This year’s annual Conservative Party Conference was conducted virtually with speeches from the four most senior cabinet members, including Prime Minister Boris Johnson. It’s been a tumultuous year since the party’s election victory in late 2019 as the Coronavirus pandemic loomed over the event.

Roar reached out to voices from both the King’s College London Conservative and Labour Associations for comment. The latter group did not respond to our request.

Last weekend, Foreign Secretary Dominic Raab focused on Britain’s future after the Brexit transition period is over. He said that leaving the European Union gave the UK a chance to “re-establish our rightful place in today’s world as a truly global Britain”. A new trade deal with Japan in early September and the UK hosting the 2021 UN Climate Summit should bolster that assertion. However, the government came under fire last month for admitting that its new Internal Market Bill will break international law.

Luke Stewart, a War Studies graduate and former General Secretary of the King’s College London Conservative Association, said he was concerned about the impact of the bill on Britain’s ability to strike post-Brexit trade deals. “Many Brexiteers in the Commons are against this Bill…and from her belief that ‘Britain does not break treaties’, even Margaret Thatcher would be against this legislation” he said. Stewart hopes that the House of Lords will alter the bill.

The Chancellor Rishi Sunak gave his speech on Monday, where he reiterated the Conservative Party’s commitment to balancing the UK’s budget deficit. After government’s Coronavirus relief programmes, the national debt stands at over £2 trillion the highest in history. It remains unclear whether Sunak will achieve this goal through a return to austerity or tax increases and how this is compatible with the government’s focus on investment in infrastructure and public services.

Stewart cautioned against going back to Coalition-era cuts saying “The struggles that were endured by people affected by austerity are not ones that they want to experience again after the economic hardship brought about by the pandemic”. Though the Conservatives did pledge not to raise taxes in their 2019 General Election manifesto.

The Shadow Chancellor Anneliese Dodds accused Sunak of having “nothing to say to the millions of people whose jobs are now at risk because of his policies”. The Chancellor has recently been criticised for a new furlough scheme, which would only reimburse workers for 67% of their salary. 

While the Sunak emphasised fiscal responsibility, the Prime Minister laid out ambitious plans for a post-Covid Britain in his speech on Tuesday. He expressed hope that the virus would be eliminated by the next conference, remarking that he had had “more than enough” of the pandemic.

The reality remains that Coronavirus is a serious threat with rising cases and a recent scandal surrounding the government’s test-and-trace initiative. Stewart agreed with the Prime Minister’s emphasis on recovery after Covid-19, citing that the lockdowns had had a “detrimental effect” on unemployment and mental health with record-high suicide rates.

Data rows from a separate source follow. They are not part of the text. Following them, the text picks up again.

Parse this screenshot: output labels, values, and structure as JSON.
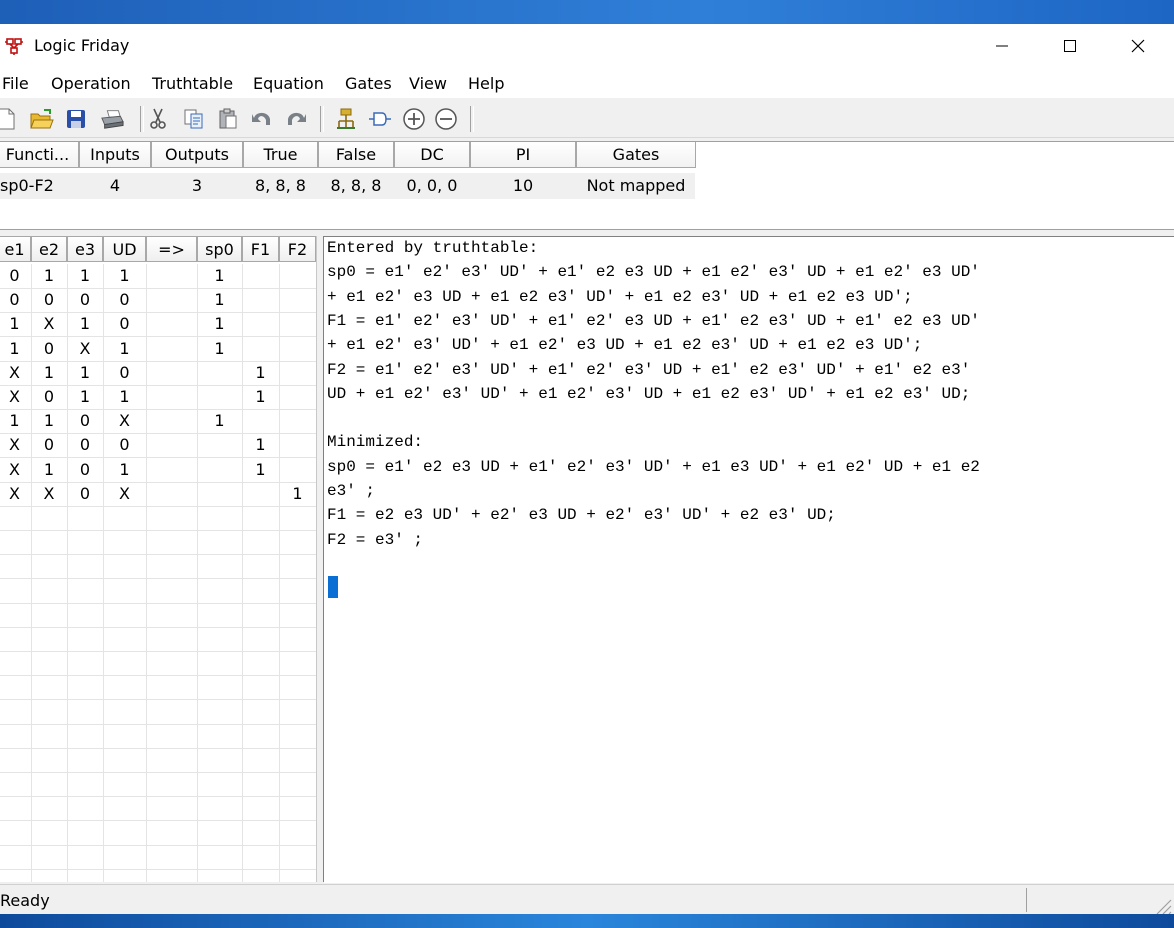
{
  "window": {
    "title": "Logic Friday"
  },
  "menu": [
    "File",
    "Operation",
    "Truthtable",
    "Equation",
    "Gates",
    "View",
    "Help"
  ],
  "toolbar": {
    "buttons": [
      "new-icon",
      "open-icon",
      "save-icon",
      "print-icon",
      "cut-icon",
      "copy-icon",
      "paste-icon",
      "undo-icon",
      "redo-icon",
      "gate-icon",
      "buffer-icon",
      "add-icon",
      "remove-icon"
    ]
  },
  "function_list": {
    "headers": [
      "Functi...",
      "Inputs",
      "Outputs",
      "True",
      "False",
      "DC",
      "PI",
      "Gates"
    ],
    "row": [
      "sp0-F2",
      "4",
      "3",
      "8, 8, 8",
      "8, 8, 8",
      "0, 0, 0",
      "10",
      "Not mapped"
    ]
  },
  "truth_table": {
    "headers": [
      "e1",
      "e2",
      "e3",
      "UD",
      "=>",
      "sp0",
      "F1",
      "F2"
    ],
    "rows": [
      [
        "0",
        "1",
        "1",
        "1",
        "",
        "1",
        "",
        ""
      ],
      [
        "0",
        "0",
        "0",
        "0",
        "",
        "1",
        "",
        ""
      ],
      [
        "1",
        "X",
        "1",
        "0",
        "",
        "1",
        "",
        ""
      ],
      [
        "1",
        "0",
        "X",
        "1",
        "",
        "1",
        "",
        ""
      ],
      [
        "X",
        "1",
        "1",
        "0",
        "",
        "",
        "1",
        ""
      ],
      [
        "X",
        "0",
        "1",
        "1",
        "",
        "",
        "1",
        ""
      ],
      [
        "1",
        "1",
        "0",
        "X",
        "",
        "1",
        "",
        ""
      ],
      [
        "X",
        "0",
        "0",
        "0",
        "",
        "",
        "1",
        ""
      ],
      [
        "X",
        "1",
        "0",
        "1",
        "",
        "",
        "1",
        ""
      ],
      [
        "X",
        "X",
        "0",
        "X",
        "",
        "",
        "",
        "1"
      ]
    ]
  },
  "equations": {
    "lines": [
      "Entered by truthtable:",
      "sp0 = e1' e2' e3' UD' + e1' e2 e3 UD + e1 e2' e3' UD + e1 e2' e3 UD'",
      "+ e1 e2' e3 UD + e1 e2 e3' UD' + e1 e2 e3' UD + e1 e2 e3 UD';",
      "F1 = e1' e2' e3' UD' + e1' e2' e3 UD + e1' e2 e3' UD + e1' e2 e3 UD'",
      "+ e1 e2' e3' UD' + e1 e2' e3 UD + e1 e2 e3' UD + e1 e2 e3 UD';",
      "F2 = e1' e2' e3' UD' + e1' e2' e3' UD + e1' e2 e3' UD' + e1' e2 e3'",
      "UD + e1 e2' e3' UD' + e1 e2' e3' UD + e1 e2 e3' UD' + e1 e2 e3' UD;",
      "",
      "Minimized:",
      "sp0 = e1' e2 e3 UD + e1' e2' e3' UD' + e1 e3 UD' + e1 e2' UD + e1 e2",
      "e3' ;",
      "F1 = e2 e3 UD' + e2' e3 UD + e2' e3' UD' + e2 e3' UD;",
      "F2 = e3' ;"
    ]
  },
  "status": {
    "text": "Ready"
  },
  "colors": {
    "caret": "#0a6fd4",
    "desktop": "#1565c8"
  }
}
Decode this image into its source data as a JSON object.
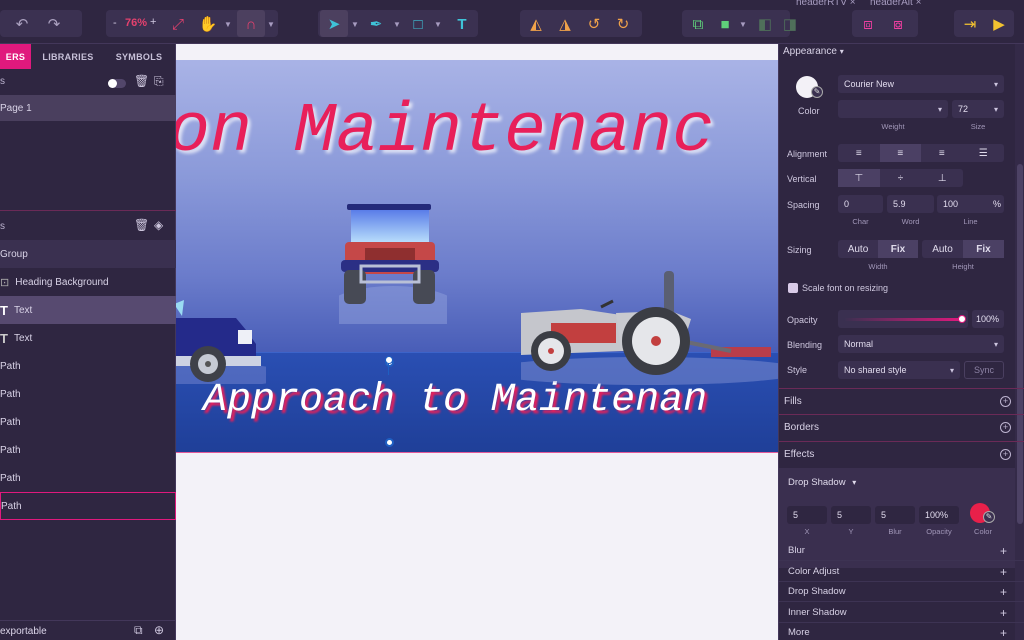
{
  "topbar": {
    "zoom": "76%",
    "zoom_minus": "-",
    "zoom_plus": "+",
    "doc_tabs": [
      "headerRTV ×",
      "headerAlt ×"
    ]
  },
  "left_panel": {
    "tabs": [
      "ERS",
      "LIBRARIES",
      "SYMBOLS"
    ],
    "pages_header": "s",
    "page_item": "Page 1",
    "layers_header": "s",
    "layers": [
      "Group",
      "Heading Background",
      "Text",
      "Text",
      "Path",
      "Path",
      "Path",
      "Path",
      "Path",
      "Path"
    ],
    "footer": "exportable"
  },
  "canvas": {
    "heading_text": "on Maintenanc",
    "subheading_text": "Approach to Maintenan"
  },
  "right_panel": {
    "appearance_title": "Appearance",
    "font_family": "Courier New",
    "color_label": "Color",
    "weight_value": "",
    "size_value": "72",
    "weight_label": "Weight",
    "size_label": "Size",
    "alignment_label": "Alignment",
    "vertical_label": "Vertical",
    "spacing_label": "Spacing",
    "char_value": "0",
    "word_value": "5.9",
    "line_value": "100",
    "line_unit": "%",
    "char_label": "Char",
    "word_label": "Word",
    "line_label": "Line",
    "sizing_label": "Sizing",
    "auto1": "Auto",
    "fix1": "Fix",
    "auto2": "Auto",
    "fix2": "Fix",
    "width_label": "Width",
    "height_label": "Height",
    "scale_font_label": "Scale font on resizing",
    "opacity_label": "Opacity",
    "opacity_value": "100%",
    "opacity_level": 1.0,
    "blending_label": "Blending",
    "blending_value": "Normal",
    "style_label": "Style",
    "style_value": "No shared style",
    "sync_label": "Sync",
    "fills_title": "Fills",
    "borders_title": "Borders",
    "effects_title": "Effects",
    "drop_shadow_title": "Drop Shadow",
    "shadow_x": "5",
    "shadow_y": "5",
    "shadow_blur": "5",
    "shadow_opacity": "100%",
    "x_label": "X",
    "y_label": "Y",
    "blur_label": "Blur",
    "opacity_sub_label": "Opacity",
    "color_sub_label": "Color",
    "shadow_color": "#e8204a",
    "effects_list": [
      "Blur",
      "Color Adjust",
      "Drop Shadow",
      "Inner Shadow",
      "More"
    ]
  },
  "colors": {
    "accent": "#e0197d",
    "panel": "#2f2641",
    "teal": "#3fc3d8",
    "heading_red": "#e8205a"
  }
}
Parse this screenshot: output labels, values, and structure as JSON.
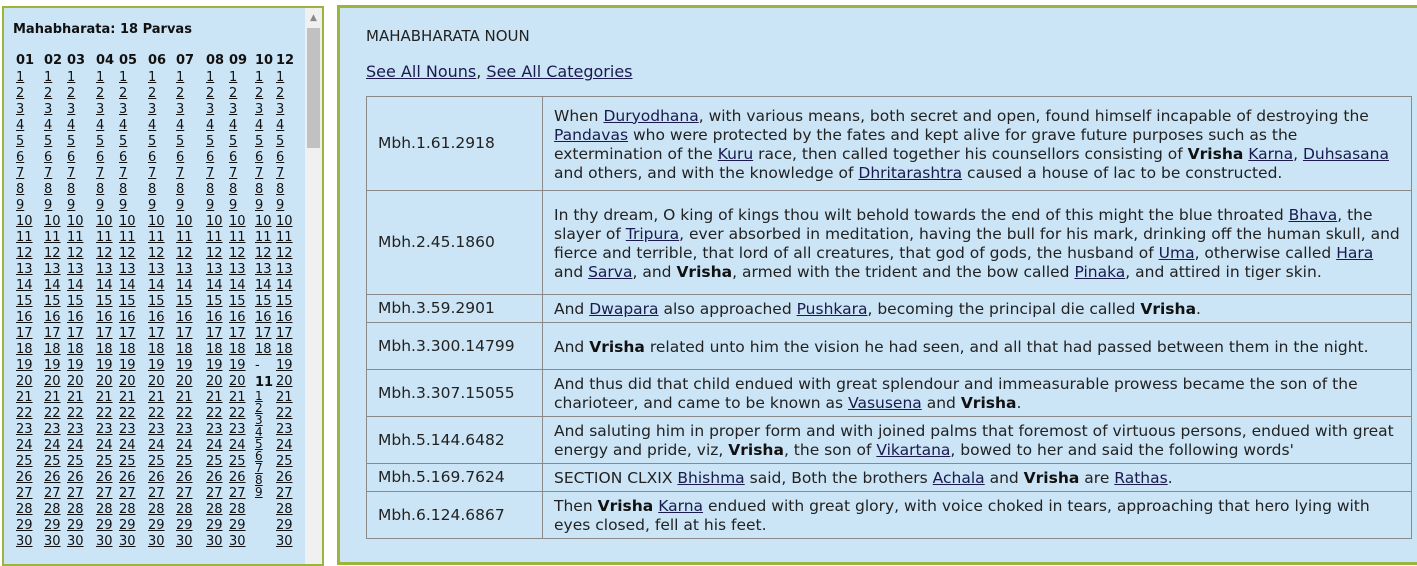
{
  "sidebar": {
    "title": "Mahabharata: 18 Parvas",
    "columns": [
      "01",
      "02",
      "03",
      "04",
      "05",
      "06",
      "07",
      "08",
      "09",
      "10",
      "12"
    ],
    "numbers": [
      "1",
      "2",
      "3",
      "4",
      "5",
      "6",
      "7",
      "8",
      "9",
      "10",
      "11",
      "12",
      "13",
      "14",
      "15",
      "16",
      "17",
      "18",
      "19",
      "20",
      "21",
      "22",
      "23",
      "24",
      "25",
      "26",
      "27",
      "28",
      "29",
      "30"
    ],
    "column_10": {
      "numbers": [
        "1",
        "2",
        "3",
        "4",
        "5",
        "6",
        "7",
        "8",
        "9",
        "10",
        "11",
        "12",
        "13",
        "14",
        "15",
        "16",
        "17",
        "18"
      ],
      "dash": "-",
      "sub_heading": "11",
      "sub_numbers": [
        "1",
        "2",
        "3",
        "4",
        "5",
        "6",
        "7",
        "8",
        "9"
      ]
    }
  },
  "main": {
    "title": "MAHABHARATA NOUN",
    "link_all_nouns": "See All Nouns",
    "separator": ", ",
    "link_all_categories": "See All Categories",
    "rows": [
      {
        "ref": "Mbh.1.61.2918",
        "parts": [
          {
            "t": "When "
          },
          {
            "l": "Duryodhana"
          },
          {
            "t": ", with various means, both secret and open, found himself incapable of destroying the "
          },
          {
            "l": "Pandavas"
          },
          {
            "t": " who were protected by the fates and kept alive for grave future purposes such as the extermination of the "
          },
          {
            "l": "Kuru"
          },
          {
            "t": " race, then called together his counsellors consisting of "
          },
          {
            "b": "Vrisha"
          },
          {
            "t": " "
          },
          {
            "l": "Karna"
          },
          {
            "t": ", "
          },
          {
            "l": "Duhsasana"
          },
          {
            "t": " and others, and with the knowledge of "
          },
          {
            "l": "Dhritarashtra"
          },
          {
            "t": " caused a house of lac to be constructed."
          }
        ]
      },
      {
        "ref": "Mbh.2.45.1860",
        "parts": [
          {
            "t": "In thy dream, O king of kings thou wilt behold towards the end of this might the blue throated "
          },
          {
            "l": "Bhava"
          },
          {
            "t": ", the slayer of "
          },
          {
            "l": "Tripura"
          },
          {
            "t": ", ever absorbed in meditation, having the bull for his mark, drinking off the human skull, and fierce and terrible, that lord of all creatures, that god of gods, the husband of "
          },
          {
            "l": "Uma"
          },
          {
            "t": ", otherwise called "
          },
          {
            "l": "Hara"
          },
          {
            "t": " and "
          },
          {
            "l": "Sarva"
          },
          {
            "t": ", and "
          },
          {
            "b": "Vrisha"
          },
          {
            "t": ", armed with the trident and the bow called "
          },
          {
            "l": "Pinaka"
          },
          {
            "t": ", and attired in tiger skin."
          }
        ]
      },
      {
        "ref": "Mbh.3.59.2901",
        "parts": [
          {
            "t": "And "
          },
          {
            "l": "Dwapara"
          },
          {
            "t": " also approached "
          },
          {
            "l": "Pushkara"
          },
          {
            "t": ", becoming the principal die called "
          },
          {
            "b": "Vrisha"
          },
          {
            "t": "."
          }
        ]
      },
      {
        "ref": "Mbh.3.300.14799",
        "parts": [
          {
            "t": "And "
          },
          {
            "b": "Vrisha"
          },
          {
            "t": " related unto him the vision he had seen, and all that had passed between them in the night."
          }
        ]
      },
      {
        "ref": "Mbh.3.307.15055",
        "parts": [
          {
            "t": "And thus did that child endued with great splendour and immeasurable prowess became the son of the charioteer, and came to be known as "
          },
          {
            "l": "Vasusena"
          },
          {
            "t": " and "
          },
          {
            "b": "Vrisha"
          },
          {
            "t": "."
          }
        ]
      },
      {
        "ref": "Mbh.5.144.6482",
        "parts": [
          {
            "t": "And saluting him in proper form and with joined palms that foremost of virtuous persons, endued with great energy and pride, viz, "
          },
          {
            "b": "Vrisha"
          },
          {
            "t": ", the son of "
          },
          {
            "l": "Vikartana"
          },
          {
            "t": ", bowed to her and said the following words'"
          }
        ]
      },
      {
        "ref": "Mbh.5.169.7624",
        "parts": [
          {
            "t": "SECTION CLXIX "
          },
          {
            "l": "Bhishma"
          },
          {
            "t": " said, Both the brothers "
          },
          {
            "l": "Achala"
          },
          {
            "t": " and "
          },
          {
            "b": "Vrisha"
          },
          {
            "t": " are "
          },
          {
            "l": "Rathas"
          },
          {
            "t": "."
          }
        ]
      },
      {
        "ref": "Mbh.6.124.6867",
        "parts": [
          {
            "t": "Then "
          },
          {
            "b": "Vrisha"
          },
          {
            "t": " "
          },
          {
            "l": "Karna"
          },
          {
            "t": " endued with great glory, with voice choked in tears, approaching that hero lying with eyes closed, fell at his feet."
          }
        ]
      }
    ]
  }
}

He also defended the government’s track record on Coronavirus, saying “I think that the government is doing its best…Coronavirus is something that previous governments of all parties should have been bearing in mind, and the fact they did not means this government is having to make very difficult decisions”. Though Stewart did admit that someone would have to “take the fall” when an investigation is launched into the government’s response. “I could definitely see [Matt] Hancock losing his job as Health Secretary” he speculated.

As for post-Covid plans, the PM made clear that the pandemic would not disrupt his central election pledges to get Brexit done and improve Britain’s infrastructure and public services. Johnson committed to expanding clean energy, hiring more police officers and investing in infrastructure. Though he also criticised the Labour Party for what he called its desire for “state expansion”.

Johnson remains upbeat about the future of this government and made clear his many plans for after the pandemic, which he hopes will maintain the support of crucial swing voters as Labour closes the gap in opinion polls. Polls also show that the PM continues to have the backing of most Conservative Party members though Sunak, Raab and Home Secretary Priti Patel have all been tipped as possible replacements.

Despite saying that Sunak would be the most likely replacement, Stewart believes that people are “jumping the gun” when talking about Johnson being deposed as PM. “The man won the Conservatives their largest majority since Thatcher did in 1987…Boris will be the leader of the Conservative Party come the 2024 General Election” he says.

But Stewart also remains highly critical of this government’s record outside of Covid-19, including the aforementioned Internal Market Bill, handling of exam results and asylum policy. “A vote for the Conservatives nationally right now would mean an endorsement of what I believe to be down right disgraceful governance” he said. Stewart isn’t alone; it’s clear that Johnson needs to win back the support of many of his own Conservative backbench MPs to rebuild his premiership after Coronavirus.

Do you agree? Leave a comment